“Tilt to the Land” and “Swan” face off across the gallery’s main room like a rivalry of titans. These paintings are immense—104 1/4 × 190 1/4 inches for “Land” and 116 3/4 × 273 5/8 inches for “Swan.” In “Tilt to the Land,” teeming strokes of red, green, yellow and blue cluster into patches of exuberant sunlight and rosy shadow, while “Swan” is dominated by a stripped-down palette of blacks and grays, spreading like an immense plume of smoke over the white ground. In this painting more than any other, Resnick employs an extreme heterogeneity of mark-making—squiggles, smudges, circles, curlicues, blots, drips and spatters—in dazzling rhythms that lash the surface in a hyperkinetic frenzy. After a few moments’ gaze, a series of sharp cerulean dashes materializes out of the achromatic tumult, followed by scrubbed washes of terra verte and yellow-green; once you notice them, their break with the overriding scheme becomes the most important part of the work—like the soprano solo in the last movement of Mahler’s Fourth—simultaneously bold and nuanced, improbable and predestined, Parnassian and humane.
“Wedding” is the last piece in the show. An aggressively unbroken surface swarming with jewel-like encrustations of red, yellow, orange, and blue over a dense, unnamable cast of violet-green, this painting is such an astonishing departure that to compare it with a prior work like “Genie” does little to contextualize it—in fact, it creates even greater distance. Resnick’s abandonment of the self-contained linear stroke comes across as neither a repudiation of, nor liberation from, a longstanding practice; rather, it conveys an acceptance of the inevitable at the risk of the incomprehensible. The painting’s ethereal presence seems to suggest that, after years of painful struggle, the artist no longer saw the point of the oppositional paradigm embedded in most Western painting (distilled to the “push / pull” maxim of Hans Hofmann, in whose classes Resnick was nominally enrolled under the G.I. Bill) and struck all of it, the boundaries and the contrasts, from his formal vocabulary, leaving nothing on the canvas but the tragic ecstasy of his stubborn, solitary vision.

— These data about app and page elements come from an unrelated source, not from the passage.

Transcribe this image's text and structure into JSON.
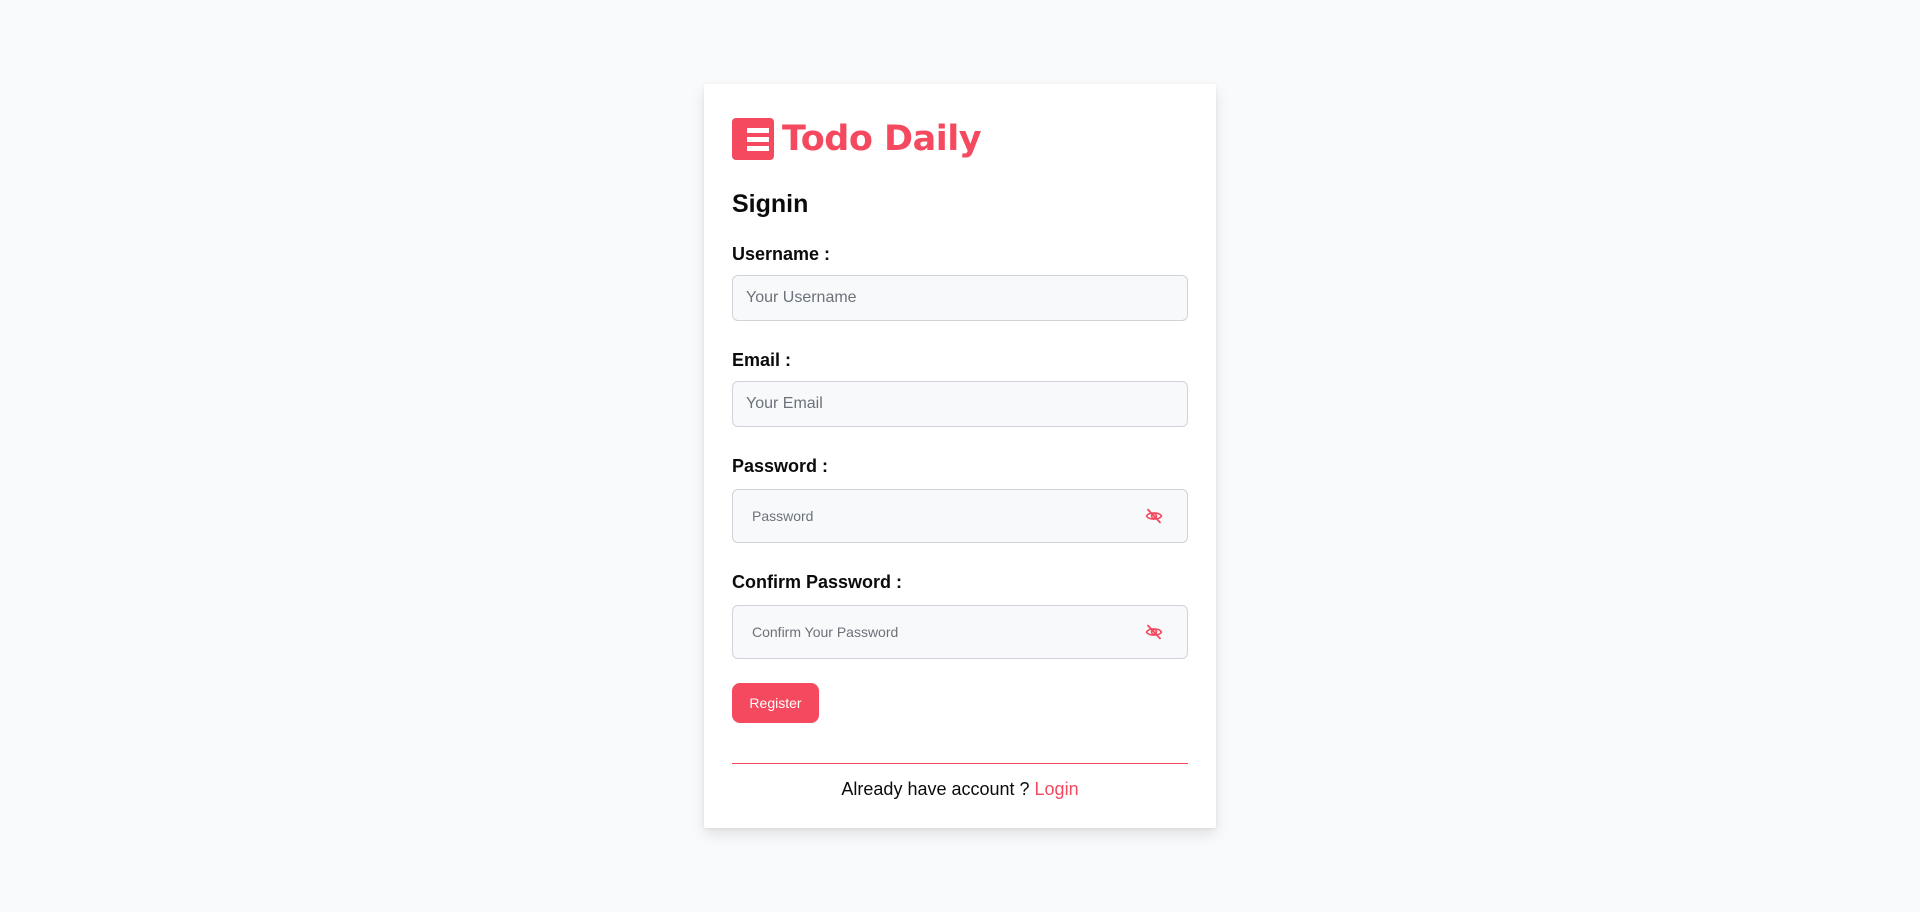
{
  "brand": {
    "name": "Todo Daily",
    "logo_icon": "list-icon",
    "color": "#f4495e"
  },
  "form": {
    "heading": "Signin",
    "username": {
      "label": "Username :",
      "placeholder": "Your Username",
      "value": ""
    },
    "email": {
      "label": "Email :",
      "placeholder": "Your Email",
      "value": ""
    },
    "password": {
      "label": "Password :",
      "placeholder": "Password",
      "value": "",
      "toggle_icon": "eye-off-icon"
    },
    "confirm_password": {
      "label": "Confirm Password :",
      "placeholder": "Confirm Your Password",
      "value": "",
      "toggle_icon": "eye-off-icon"
    },
    "submit_label": "Register"
  },
  "footer": {
    "prompt": "Already have account ? ",
    "link_label": "Login"
  },
  "colors": {
    "accent": "#f4495e",
    "page_background": "#f9fafb",
    "card_background": "#ffffff",
    "input_background": "#f8f9fa",
    "input_border": "#cfd3d8"
  }
}
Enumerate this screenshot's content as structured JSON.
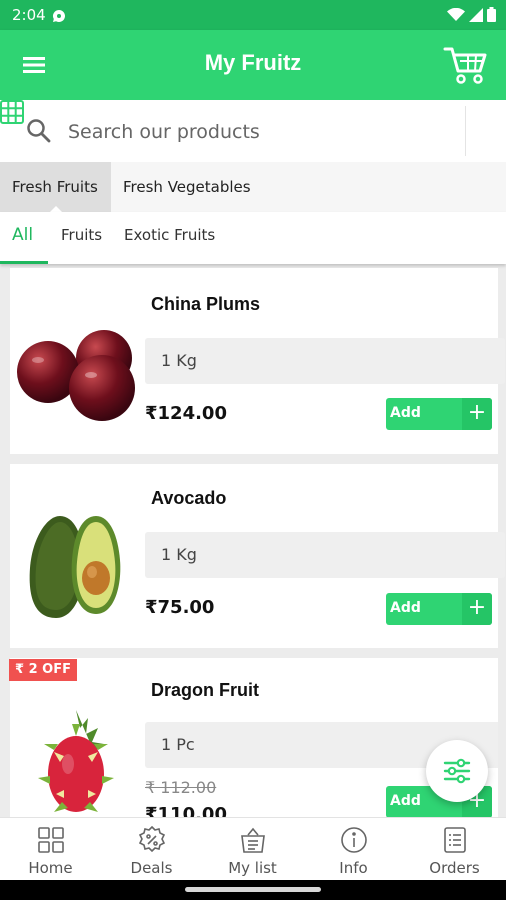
{
  "status_bar": {
    "time": "2:04"
  },
  "app_bar": {
    "title": "My Fruitz"
  },
  "search": {
    "placeholder": "Search our products"
  },
  "category_tabs": [
    {
      "label": "Fresh Fruits",
      "active": true
    },
    {
      "label": "Fresh Vegetables",
      "active": false
    }
  ],
  "sub_tabs": [
    {
      "label": "All",
      "active": true
    },
    {
      "label": "Fruits",
      "active": false
    },
    {
      "label": "Exotic Fruits",
      "active": false
    }
  ],
  "products": [
    {
      "name": "China Plums",
      "size": "1 Kg",
      "price": "₹124.00",
      "add_label": "Add"
    },
    {
      "name": "Avocado",
      "size": "1 Kg",
      "price": "₹75.00",
      "add_label": "Add"
    },
    {
      "name": "Dragon Fruit",
      "size": "1 Pc",
      "old_price": "₹ 112.00",
      "price": "₹110.00",
      "badge": "₹ 2 OFF",
      "add_label": "Add"
    }
  ],
  "bottom_nav": [
    {
      "label": "Home",
      "icon": "grid-icon"
    },
    {
      "label": "Deals",
      "icon": "percent-badge-icon"
    },
    {
      "label": "My list",
      "icon": "basket-list-icon"
    },
    {
      "label": "Info",
      "icon": "info-icon"
    },
    {
      "label": "Orders",
      "icon": "orders-list-icon"
    }
  ],
  "colors": {
    "primary": "#2fd473",
    "status": "#1fb75e",
    "badge": "#f0514f"
  }
}
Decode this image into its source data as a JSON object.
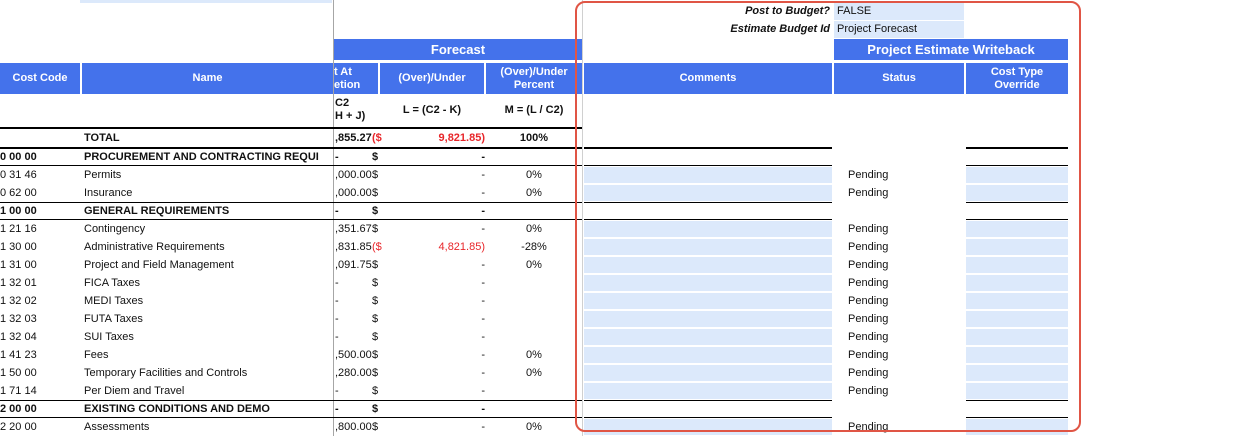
{
  "settings": {
    "post_to_budget_label": "Post to Budget?",
    "post_to_budget_value": "FALSE",
    "estimate_budget_id_label": "Estimate Budget Id",
    "estimate_budget_id_value": "Project Forecast"
  },
  "headers": {
    "forecast": "Forecast",
    "writeback": "Project Estimate Writeback",
    "cost_code": "Cost Code",
    "name": "Name",
    "eac_line1": "t At",
    "eac_line2": "etion",
    "over_under": "(Over)/Under",
    "over_under_pct_line1": "(Over)/Under",
    "over_under_pct_line2": "Percent",
    "comments": "Comments",
    "status": "Status",
    "cost_type_override_line1": "Cost Type",
    "cost_type_override_line2": "Override"
  },
  "formulas": {
    "eac_line1": "C2",
    "eac_line2": "H + J)",
    "over_under": "L = (C2 - K)",
    "pct": "M = (L / C2)"
  },
  "total": {
    "name": "TOTAL",
    "eac": ",855.27",
    "dollar": "($",
    "over_under": "9,821.85)",
    "pct": "100%"
  },
  "rows": [
    {
      "code": "0 00 00",
      "name": "PROCUREMENT AND CONTRACTING REQUI",
      "eac": "-",
      "dollar": "$",
      "over_under": "-",
      "pct": "",
      "status": "",
      "bold": true,
      "red": false
    },
    {
      "code": "0 31 46",
      "name": "Permits",
      "eac": ",000.00",
      "dollar": "$",
      "over_under": "-",
      "pct": "0%",
      "status": "Pending",
      "bold": false,
      "red": false
    },
    {
      "code": "0 62 00",
      "name": "Insurance",
      "eac": ",000.00",
      "dollar": "$",
      "over_under": "-",
      "pct": "0%",
      "status": "Pending",
      "bold": false,
      "red": false
    },
    {
      "code": "1 00 00",
      "name": "GENERAL REQUIREMENTS",
      "eac": "-",
      "dollar": "$",
      "over_under": "-",
      "pct": "",
      "status": "",
      "bold": true,
      "red": false
    },
    {
      "code": "1 21 16",
      "name": "Contingency",
      "eac": ",351.67",
      "dollar": "$",
      "over_under": "-",
      "pct": "0%",
      "status": "Pending",
      "bold": false,
      "red": false
    },
    {
      "code": "1 30 00",
      "name": "Administrative Requirements",
      "eac": ",831.85",
      "dollar": "($",
      "over_under": "4,821.85)",
      "pct": "-28%",
      "status": "Pending",
      "bold": false,
      "red": true
    },
    {
      "code": "1 31 00",
      "name": "Project and Field Management",
      "eac": ",091.75",
      "dollar": "$",
      "over_under": "-",
      "pct": "0%",
      "status": "Pending",
      "bold": false,
      "red": false
    },
    {
      "code": "1 32 01",
      "name": "FICA Taxes",
      "eac": "-",
      "dollar": "$",
      "over_under": "-",
      "pct": "",
      "status": "Pending",
      "bold": false,
      "red": false
    },
    {
      "code": "1 32 02",
      "name": "MEDI Taxes",
      "eac": "-",
      "dollar": "$",
      "over_under": "-",
      "pct": "",
      "status": "Pending",
      "bold": false,
      "red": false
    },
    {
      "code": "1 32 03",
      "name": "FUTA Taxes",
      "eac": "-",
      "dollar": "$",
      "over_under": "-",
      "pct": "",
      "status": "Pending",
      "bold": false,
      "red": false
    },
    {
      "code": "1 32 04",
      "name": "SUI Taxes",
      "eac": "-",
      "dollar": "$",
      "over_under": "-",
      "pct": "",
      "status": "Pending",
      "bold": false,
      "red": false
    },
    {
      "code": "1 41 23",
      "name": "Fees",
      "eac": ",500.00",
      "dollar": "$",
      "over_under": "-",
      "pct": "0%",
      "status": "Pending",
      "bold": false,
      "red": false
    },
    {
      "code": "1 50 00",
      "name": "Temporary Facilities and Controls",
      "eac": ",280.00",
      "dollar": "$",
      "over_under": "-",
      "pct": "0%",
      "status": "Pending",
      "bold": false,
      "red": false
    },
    {
      "code": "1 71 14",
      "name": "Per Diem and Travel",
      "eac": "-",
      "dollar": "$",
      "over_under": "-",
      "pct": "",
      "status": "Pending",
      "bold": false,
      "red": false
    },
    {
      "code": "2 00 00",
      "name": "EXISTING CONDITIONS AND DEMO",
      "eac": "-",
      "dollar": "$",
      "over_under": "-",
      "pct": "",
      "status": "",
      "bold": true,
      "red": false
    },
    {
      "code": "2 20 00",
      "name": "Assessments",
      "eac": ",800.00",
      "dollar": "$",
      "over_under": "-",
      "pct": "0%",
      "status": "Pending",
      "bold": false,
      "red": false
    }
  ]
}
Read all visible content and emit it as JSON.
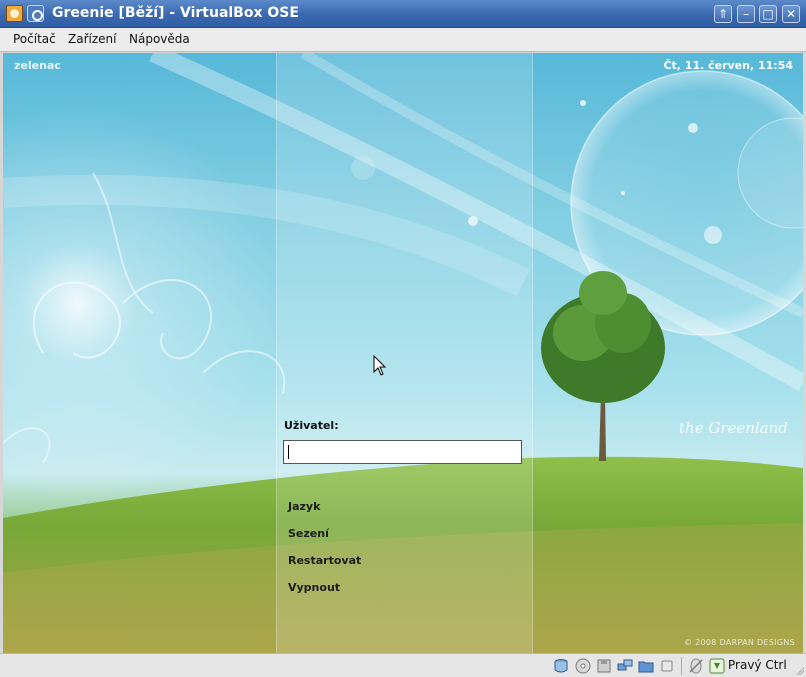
{
  "window": {
    "title": "Greenie [Běží] - VirtualBox OSE",
    "buttons": {
      "roll": "⇑",
      "minimize": "–",
      "maximize": "□",
      "close": "✕"
    }
  },
  "menubar": {
    "items": [
      {
        "label": "Počítač"
      },
      {
        "label": "Zařízení"
      },
      {
        "label": "Nápověda"
      }
    ]
  },
  "vm": {
    "hostname": "zelenac",
    "datetime": "Čt, 11. červen, 11:54",
    "login": {
      "user_label": "Uživatel:",
      "user_value": ""
    },
    "actions": [
      {
        "label": "Jazyk"
      },
      {
        "label": "Sezení"
      },
      {
        "label": "Restartovat"
      },
      {
        "label": "Vypnout"
      }
    ],
    "wallpaper_text": "the Greenland",
    "wallpaper_credit": "© 2008 DARPAN DESIGNS"
  },
  "statusbar": {
    "icons": [
      "hard-disk-icon",
      "cd-dvd-icon",
      "floppy-icon",
      "network-icon",
      "shared-folder-icon",
      "usb-icon",
      "mouse-integration-icon",
      "host-key-icon"
    ],
    "host_key_label": "Pravý Ctrl"
  },
  "colors": {
    "titlebar": "#3a69b0",
    "menubar": "#ececec",
    "statusbar": "#e6e6e6"
  }
}
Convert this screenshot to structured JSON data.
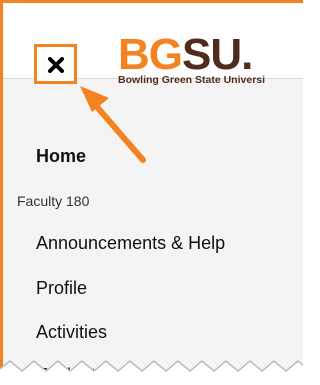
{
  "header": {
    "close_icon": "close-icon",
    "logo": {
      "mark_bg": "BG",
      "mark_su": "SU",
      "mark_dot": ".",
      "subtitle": "Bowling Green State Universi"
    }
  },
  "menu": {
    "home_label": "Home",
    "section_label": "Faculty 180",
    "items": [
      {
        "label": "Announcements & Help"
      },
      {
        "label": "Profile"
      },
      {
        "label": "Activities"
      },
      {
        "label": "Evaluations"
      }
    ]
  },
  "colors": {
    "accent": "#f58220",
    "brand_brown": "#4f2c1d",
    "sidebar_bg": "#f4f4f4"
  }
}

Despite its rigorously paired-down means, Resnick’s rupture with Abstract Expressionism is not a party to Minimalism’s insistent materiality. Space is not denied but severely compressed. You still step into the painting, but its energy has altered from discordant flux to dynamic stasis. As with “Swan,” colors appear and retreat over time, but the effect is so condensed, so sensuous and compelling, that it hurts to tear your eyes away. The seemingly permeable surface—a cloudlike slab of pigment, texture and touch—exerts a pull that, in the subtlety of its seduction, can be felt only in the presence of the work. At the inception of a decade in which critical thinking embraced mechanical reproduction and the dematerialization of art, Resnick’s paintings became inseparable from their aura, as thick as asphalt and ineffable as smoke.